Last month I wrote about what Presidential candidate Sen. Barack Obama said concerning possible unconditional talks with US-designated "rogue states," including Cuba. Obama's comment set off a "firestorm" in many news headlines. I, among other sources, felt that his comments showed possible positive signs of change in US foreign policy, especially towards Cuba.
But, last week, in a possible attempt to counter the criticism, Obama showed his hawkish side in foreign policy saying that he would mobilize US troops into Pakistan "[i]f we [the US] have actionable intelligence about high-value terrorist targets and President Musharraf [of Pakistan] won't act." This comment set off another firestorm in the papers, and also, ironically, among supporters of the "War on Terror." I actually heard Sean Hannity criticize Obama's proposal because it would "destabilize" the region. This is coming from a man who supports a US strike of Iran's nuclear facilities, never mind the consequences of "instability" that action would generate in the region, not to mention the already "destabilized" region of Iraq.

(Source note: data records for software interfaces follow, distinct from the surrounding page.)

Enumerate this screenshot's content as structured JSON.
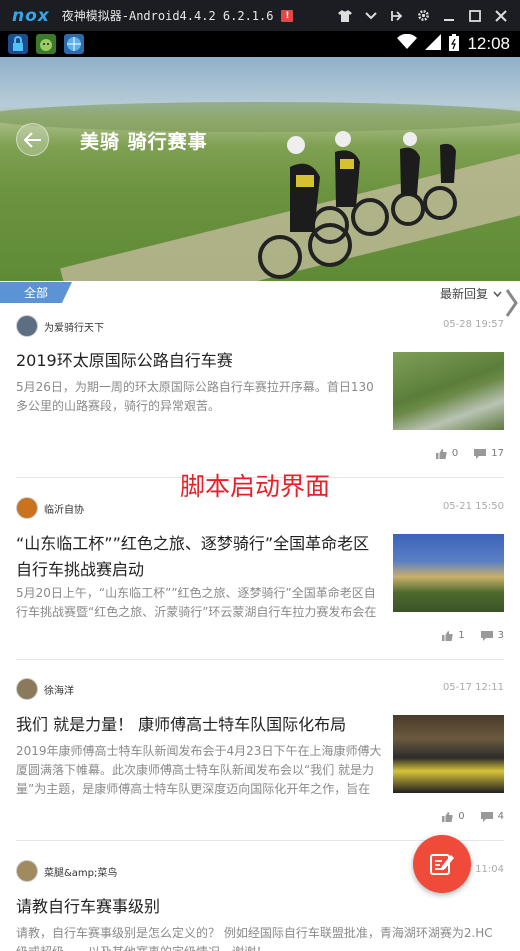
{
  "emulator": {
    "logo": "nox",
    "title": "夜神模拟器-Android4.4.2 6.2.1.6",
    "badge": "!"
  },
  "status_bar": {
    "time": "12:08"
  },
  "header": {
    "title": "美骑 骑行赛事"
  },
  "filter": {
    "all_label": "全部",
    "sort_label": "最新回复"
  },
  "overlay_text": "脚本启动界面",
  "posts": [
    {
      "author": "为爱骑行天下",
      "date": "05-28 19:57",
      "title": "2019环太原国际公路自行车赛",
      "excerpt": "5月26日，为期一周的环太原国际公路自行车赛拉开序幕。首日130多公里的山路赛段，骑行的异常艰苦。",
      "likes": "0",
      "comments": "17"
    },
    {
      "author": "临沂自协",
      "date": "05-21 15:50",
      "title": "“山东临工杯””红色之旅、逐梦骑行”全国革命老区自行车挑战赛启动",
      "excerpt": "5月20日上午，“山东临工杯””红色之旅、逐梦骑行”全国革命老区自行车挑战赛暨“红色之旅、沂蒙骑行”环云蒙湖自行车拉力赛发布会在临沂",
      "likes": "1",
      "comments": "3"
    },
    {
      "author": "徐海洋",
      "date": "05-17 12:11",
      "title": "我们 就是力量！ 康师傅高士特车队国际化布局",
      "excerpt": "2019年康师傅高士特车队新闻发布会于4月23日下午在上海康师傅大厦圆满落下帷幕。此次康师傅高士特车队新闻发布会以“我们 就是力量”为主题，是康师傅高士特车队更深度迈向国际化开年之作，旨在引领跨界",
      "likes": "0",
      "comments": "4"
    },
    {
      "author": "菜腿&amp;菜鸟",
      "date": "4 11:04",
      "title": "请教自行车赛事级别",
      "excerpt": "请教，自行车赛事级别是怎么定义的？ 例如经国际自行车联盟批准，青海湖环湖赛为2.HC级或超级，一以及其他赛事的定级情况。谢谢！"
    }
  ],
  "colors": {
    "accent_blue": "#5b93d4",
    "fab_red": "#ef4a3a",
    "overlay_red": "#e8202a"
  }
}
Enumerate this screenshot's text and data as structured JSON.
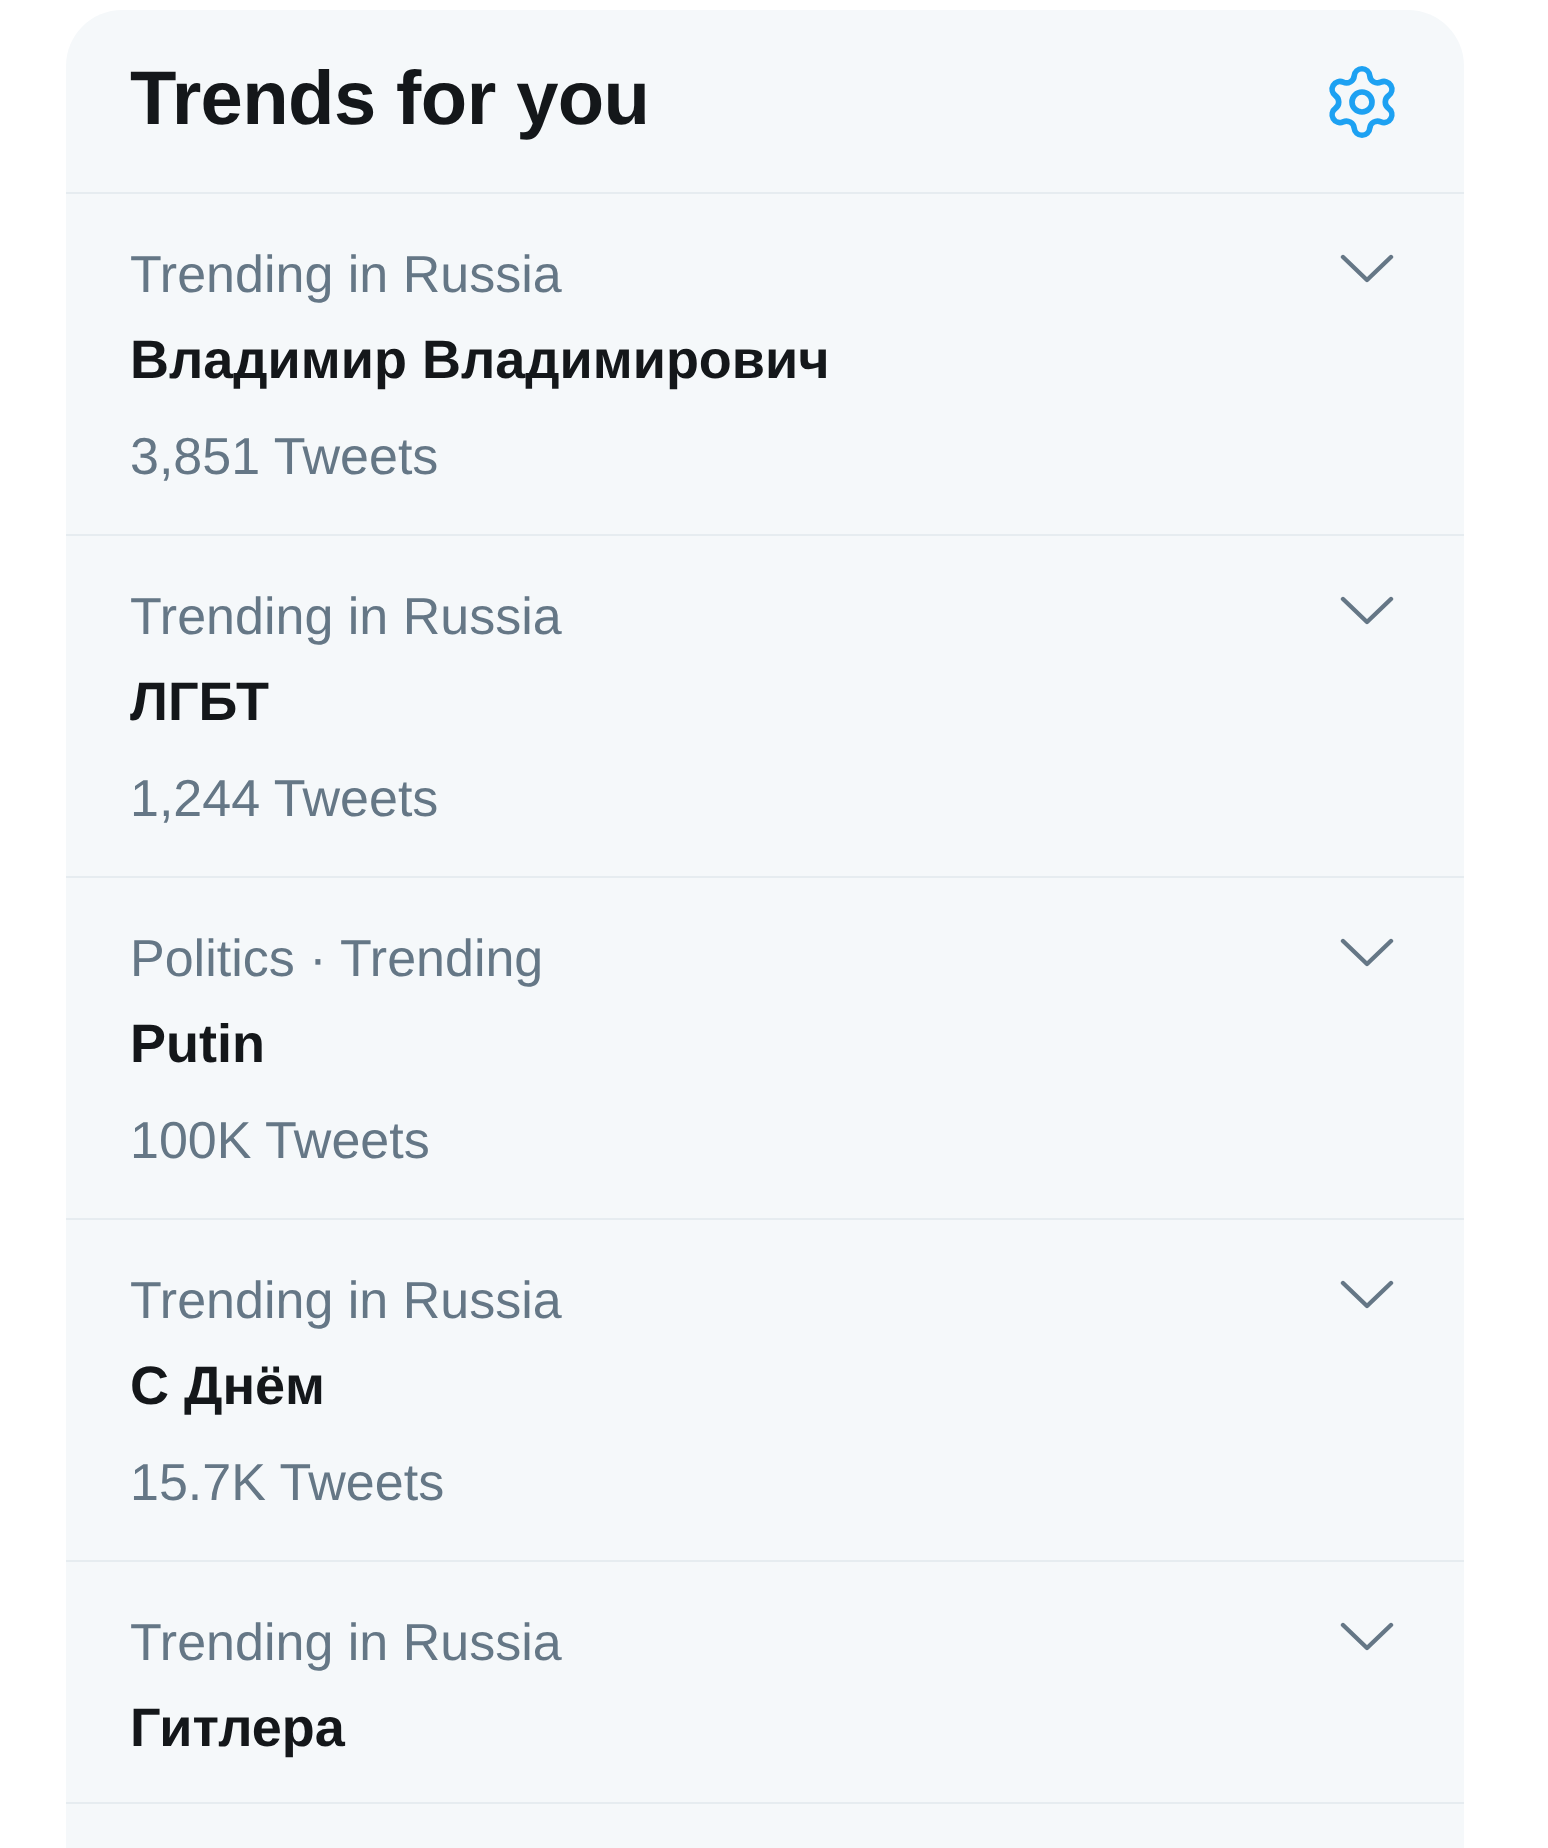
{
  "header": {
    "title": "Trends for you"
  },
  "trends": [
    {
      "context": "Trending in Russia",
      "name": "Владимир Владимирович",
      "count": "3,851 Tweets"
    },
    {
      "context": "Trending in Russia",
      "name": "ЛГБТ",
      "count": "1,244 Tweets"
    },
    {
      "context": "Politics · Trending",
      "name": "Putin",
      "count": "100K Tweets"
    },
    {
      "context": "Trending in Russia",
      "name": "С Днём",
      "count": "15.7K Tweets"
    },
    {
      "context": "Trending in Russia",
      "name": "Гитлера"
    }
  ]
}
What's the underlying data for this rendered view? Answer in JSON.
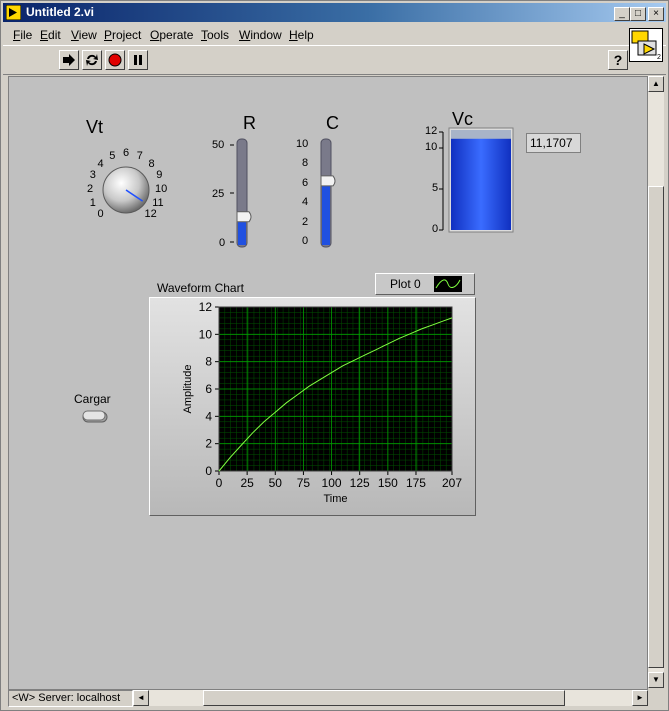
{
  "window": {
    "title": "Untitled 2.vi"
  },
  "menu": [
    {
      "key": "F",
      "rest": "ile"
    },
    {
      "key": "E",
      "rest": "dit"
    },
    {
      "key": "V",
      "rest": "iew"
    },
    {
      "key": "P",
      "rest": "roject"
    },
    {
      "key": "O",
      "rest": "perate"
    },
    {
      "key": "T",
      "rest": "ools"
    },
    {
      "key": "W",
      "rest": "indow"
    },
    {
      "key": "H",
      "rest": "elp"
    }
  ],
  "toolbar": {
    "run": "run-arrow-icon",
    "run_continuous": "run-continuously-icon",
    "abort": "abort-icon",
    "pause": "pause-icon",
    "help": "?"
  },
  "knob": {
    "label": "Vt",
    "ticks": [
      "0",
      "1",
      "2",
      "3",
      "4",
      "5",
      "6",
      "7",
      "8",
      "9",
      "10",
      "11",
      "12"
    ],
    "value": 11.5,
    "min": 0,
    "max": 12
  },
  "slider_r": {
    "label": "R",
    "ticks": [
      "50",
      "25",
      "0"
    ],
    "value": 13,
    "min": 0,
    "max": 50
  },
  "slider_c": {
    "label": "C",
    "ticks": [
      "10",
      "8",
      "6",
      "4",
      "2",
      "0"
    ],
    "value": 6.3,
    "min": 0,
    "max": 10
  },
  "tank": {
    "label": "Vc",
    "ticks": [
      "12",
      "10",
      "5",
      "0"
    ],
    "value": 11.17,
    "min": 0,
    "max": 12,
    "readout": "11,1707"
  },
  "toggle": {
    "label": "Cargar"
  },
  "chart": {
    "title": "Waveform Chart",
    "legend": "Plot 0",
    "colors": {
      "plot_bg": "#000000",
      "grid": "#00a000",
      "trace": "#80ff40"
    }
  },
  "chart_data": {
    "type": "line",
    "title": "Waveform Chart",
    "xlabel": "Time",
    "ylabel": "Amplitude",
    "xlim": [
      0,
      207
    ],
    "ylim": [
      0,
      12
    ],
    "xticks": [
      "0",
      "25",
      "50",
      "75",
      "100",
      "125",
      "150",
      "175",
      "207"
    ],
    "yticks": [
      "0",
      "2",
      "4",
      "6",
      "8",
      "10",
      "12"
    ],
    "series": [
      {
        "name": "Plot 0",
        "x": [
          0,
          10,
          20,
          30,
          40,
          50,
          60,
          70,
          80,
          90,
          100,
          110,
          120,
          130,
          140,
          150,
          160,
          170,
          180,
          190,
          200,
          207
        ],
        "values": [
          0,
          1.0,
          1.9,
          2.8,
          3.6,
          4.3,
          5.0,
          5.6,
          6.2,
          6.7,
          7.2,
          7.7,
          8.1,
          8.5,
          8.9,
          9.3,
          9.7,
          10.05,
          10.4,
          10.7,
          11.0,
          11.2
        ]
      }
    ]
  },
  "status": {
    "server": "<W> Server: localhost"
  }
}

Well, this week, at another debate of Presidential candidates, Sen. Barack Obama pointed out this hypocrisy among his Democratic opponents, who initially supported the Iraq War and have now leveled harsh criticisms against him. Here's his reply on You Tube. His reply is met with plenty of applause from the audience, while Hillary Clinton's rebuttal against Obama is met with boos. Obama's foreign policy position seems to be welcomed so far, mainly due to the fact that he initially opposed the Iraq War.
But, is this really Obama's position? Andres Oppenheimer wrote that Obama's position is more nuanced. This belief is based on a past interview that Oppenheimer had with Obama, where the Senator "had been a bit more cautious" in supporting unconditional talks with President Hugo Chavez of Venezuela for example. Oppenheimer believes Obama is just "playing politics."
But, author and commentator Paul Street believes Barack Obama is much more hawkish than he lets on. In his blog, Street replies to a Foreign Affairs article written by Obama titled "Renewing America's Leadership" where Obama writes: "We must also consider using military force in circumstances beyond self-defense." Street concludes that Obama intends to continue current US policy overseas with "noxious imperialism," and that Americans should have "salient reasons to fear the prospect of an Obama Nation."
Sen. Barack Obama is scheduled to appear in Miami later this month. The question of Cuba will no doubt be raised. According to the Council on Foreign Relations (CFR), Obama's position on Cuba is still unknown. But, they do mention that Obama has voted twice in opposition to funding of TV Marti.
I'm sure many are looking forward to his comments, especially pertaining to the US embargo towards Cuba. Both Democratic Presidential front-runners Hillary Clinton and John Edwards support the embargo, according to the CFR list.